BEGIN

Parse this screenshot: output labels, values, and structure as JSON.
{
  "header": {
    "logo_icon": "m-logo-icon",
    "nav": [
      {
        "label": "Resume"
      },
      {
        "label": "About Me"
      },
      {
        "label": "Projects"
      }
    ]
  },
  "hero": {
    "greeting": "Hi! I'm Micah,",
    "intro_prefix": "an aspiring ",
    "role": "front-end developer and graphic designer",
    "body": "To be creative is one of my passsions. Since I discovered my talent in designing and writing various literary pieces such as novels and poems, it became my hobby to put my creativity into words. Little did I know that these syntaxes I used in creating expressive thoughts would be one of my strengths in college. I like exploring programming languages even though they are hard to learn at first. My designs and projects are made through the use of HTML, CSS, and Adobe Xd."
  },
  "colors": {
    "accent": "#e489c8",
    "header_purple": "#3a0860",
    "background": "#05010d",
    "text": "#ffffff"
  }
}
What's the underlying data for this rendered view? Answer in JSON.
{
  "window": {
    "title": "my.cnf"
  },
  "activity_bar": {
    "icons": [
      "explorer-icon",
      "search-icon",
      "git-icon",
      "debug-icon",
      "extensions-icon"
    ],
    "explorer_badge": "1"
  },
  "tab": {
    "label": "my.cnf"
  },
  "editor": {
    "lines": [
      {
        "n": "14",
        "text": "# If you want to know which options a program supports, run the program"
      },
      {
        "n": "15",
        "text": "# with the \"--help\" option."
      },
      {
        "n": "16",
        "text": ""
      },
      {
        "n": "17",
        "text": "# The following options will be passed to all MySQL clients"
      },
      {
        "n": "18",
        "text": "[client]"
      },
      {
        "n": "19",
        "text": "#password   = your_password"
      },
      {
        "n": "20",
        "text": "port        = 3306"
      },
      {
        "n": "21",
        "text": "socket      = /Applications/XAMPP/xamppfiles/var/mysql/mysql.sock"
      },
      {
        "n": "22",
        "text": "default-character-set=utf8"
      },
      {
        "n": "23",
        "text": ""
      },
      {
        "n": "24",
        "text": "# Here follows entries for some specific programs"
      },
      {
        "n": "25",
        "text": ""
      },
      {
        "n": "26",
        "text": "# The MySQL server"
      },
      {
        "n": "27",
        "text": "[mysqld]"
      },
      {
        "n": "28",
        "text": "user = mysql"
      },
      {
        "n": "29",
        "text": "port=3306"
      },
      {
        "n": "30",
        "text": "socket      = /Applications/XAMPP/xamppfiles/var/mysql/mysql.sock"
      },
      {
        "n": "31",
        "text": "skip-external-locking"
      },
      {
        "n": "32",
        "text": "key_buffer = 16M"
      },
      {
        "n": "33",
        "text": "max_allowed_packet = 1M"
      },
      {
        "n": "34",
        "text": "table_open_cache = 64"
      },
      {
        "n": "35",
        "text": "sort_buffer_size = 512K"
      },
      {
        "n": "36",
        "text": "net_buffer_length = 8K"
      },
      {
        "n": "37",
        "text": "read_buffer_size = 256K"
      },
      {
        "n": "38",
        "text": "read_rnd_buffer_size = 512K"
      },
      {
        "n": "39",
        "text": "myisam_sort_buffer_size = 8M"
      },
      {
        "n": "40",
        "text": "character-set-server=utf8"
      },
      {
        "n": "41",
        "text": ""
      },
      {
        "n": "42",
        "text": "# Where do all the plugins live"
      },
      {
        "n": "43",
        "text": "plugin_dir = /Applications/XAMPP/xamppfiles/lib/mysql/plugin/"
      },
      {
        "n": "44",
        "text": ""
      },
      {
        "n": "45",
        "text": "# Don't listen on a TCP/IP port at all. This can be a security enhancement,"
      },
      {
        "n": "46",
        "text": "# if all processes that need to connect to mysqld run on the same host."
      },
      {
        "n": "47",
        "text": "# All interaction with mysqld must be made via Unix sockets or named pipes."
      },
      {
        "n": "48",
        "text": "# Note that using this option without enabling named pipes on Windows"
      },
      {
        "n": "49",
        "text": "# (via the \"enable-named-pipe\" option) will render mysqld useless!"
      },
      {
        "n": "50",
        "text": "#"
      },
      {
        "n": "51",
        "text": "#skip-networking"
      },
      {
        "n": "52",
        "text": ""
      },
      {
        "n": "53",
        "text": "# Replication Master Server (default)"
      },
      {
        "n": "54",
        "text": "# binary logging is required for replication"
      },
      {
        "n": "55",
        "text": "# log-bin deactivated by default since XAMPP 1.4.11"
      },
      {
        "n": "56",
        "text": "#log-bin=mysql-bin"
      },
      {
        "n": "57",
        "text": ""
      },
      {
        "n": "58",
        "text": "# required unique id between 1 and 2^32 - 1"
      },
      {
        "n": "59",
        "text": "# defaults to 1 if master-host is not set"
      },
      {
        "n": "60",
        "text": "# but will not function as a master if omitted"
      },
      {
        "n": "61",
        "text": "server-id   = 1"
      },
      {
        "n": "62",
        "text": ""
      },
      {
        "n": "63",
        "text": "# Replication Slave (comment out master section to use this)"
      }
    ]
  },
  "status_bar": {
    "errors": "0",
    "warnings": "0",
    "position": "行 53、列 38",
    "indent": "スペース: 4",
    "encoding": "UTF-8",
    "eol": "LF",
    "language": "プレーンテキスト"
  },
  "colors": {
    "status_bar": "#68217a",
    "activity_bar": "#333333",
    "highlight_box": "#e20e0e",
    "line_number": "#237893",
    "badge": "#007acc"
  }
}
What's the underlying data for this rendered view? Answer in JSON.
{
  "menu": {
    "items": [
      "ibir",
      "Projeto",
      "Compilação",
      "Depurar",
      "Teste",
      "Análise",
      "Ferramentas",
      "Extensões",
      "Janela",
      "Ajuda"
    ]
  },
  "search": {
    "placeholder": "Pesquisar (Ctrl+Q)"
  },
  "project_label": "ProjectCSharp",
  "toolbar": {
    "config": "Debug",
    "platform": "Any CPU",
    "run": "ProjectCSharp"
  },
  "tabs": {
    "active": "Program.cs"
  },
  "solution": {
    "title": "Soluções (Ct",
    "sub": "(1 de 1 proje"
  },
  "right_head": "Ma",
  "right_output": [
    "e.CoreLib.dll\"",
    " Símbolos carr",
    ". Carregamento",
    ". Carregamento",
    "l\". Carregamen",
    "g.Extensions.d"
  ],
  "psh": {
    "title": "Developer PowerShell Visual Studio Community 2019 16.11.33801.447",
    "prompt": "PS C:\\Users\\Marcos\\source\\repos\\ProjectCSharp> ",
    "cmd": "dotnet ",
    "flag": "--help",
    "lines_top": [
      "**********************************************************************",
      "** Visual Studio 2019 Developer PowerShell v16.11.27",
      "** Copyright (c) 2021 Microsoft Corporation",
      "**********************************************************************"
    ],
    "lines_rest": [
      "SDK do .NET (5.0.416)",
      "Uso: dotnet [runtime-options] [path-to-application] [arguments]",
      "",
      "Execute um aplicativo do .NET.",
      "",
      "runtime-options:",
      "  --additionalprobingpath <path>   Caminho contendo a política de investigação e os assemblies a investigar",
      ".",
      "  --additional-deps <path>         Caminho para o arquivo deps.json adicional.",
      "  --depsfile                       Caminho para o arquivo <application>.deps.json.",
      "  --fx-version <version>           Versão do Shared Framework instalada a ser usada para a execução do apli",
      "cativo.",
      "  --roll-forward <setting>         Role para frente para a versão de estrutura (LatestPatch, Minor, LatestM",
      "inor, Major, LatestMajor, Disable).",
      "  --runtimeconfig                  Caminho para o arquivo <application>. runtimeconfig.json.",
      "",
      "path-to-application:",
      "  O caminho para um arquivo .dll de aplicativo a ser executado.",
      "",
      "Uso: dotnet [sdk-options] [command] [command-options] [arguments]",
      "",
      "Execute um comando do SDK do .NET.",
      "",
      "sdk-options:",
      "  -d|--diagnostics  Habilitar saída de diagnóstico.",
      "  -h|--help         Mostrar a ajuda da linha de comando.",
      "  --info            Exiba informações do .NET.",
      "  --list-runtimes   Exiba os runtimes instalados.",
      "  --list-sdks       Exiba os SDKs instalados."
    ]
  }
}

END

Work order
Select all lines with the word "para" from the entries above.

Task solution
      "  --additional-deps <path>         Caminho para o arquivo deps.json adicional.",
      "  --depsfile                       Caminho para o arquivo <application>.deps.json.",
      "  --fx-version <version>           Versão do Shared Framework instalada a ser usada para a execução do apli",
      "  --roll-forward <setting>         Role para frente para a versão de estrutura (LatestPatch, Minor, LatestM",
      "  --runtimeconfig                  Caminho para o arquivo <application>. runtimeconfig.json.",
      "  O caminho para um arquivo .dll de aplicativo a ser executado.",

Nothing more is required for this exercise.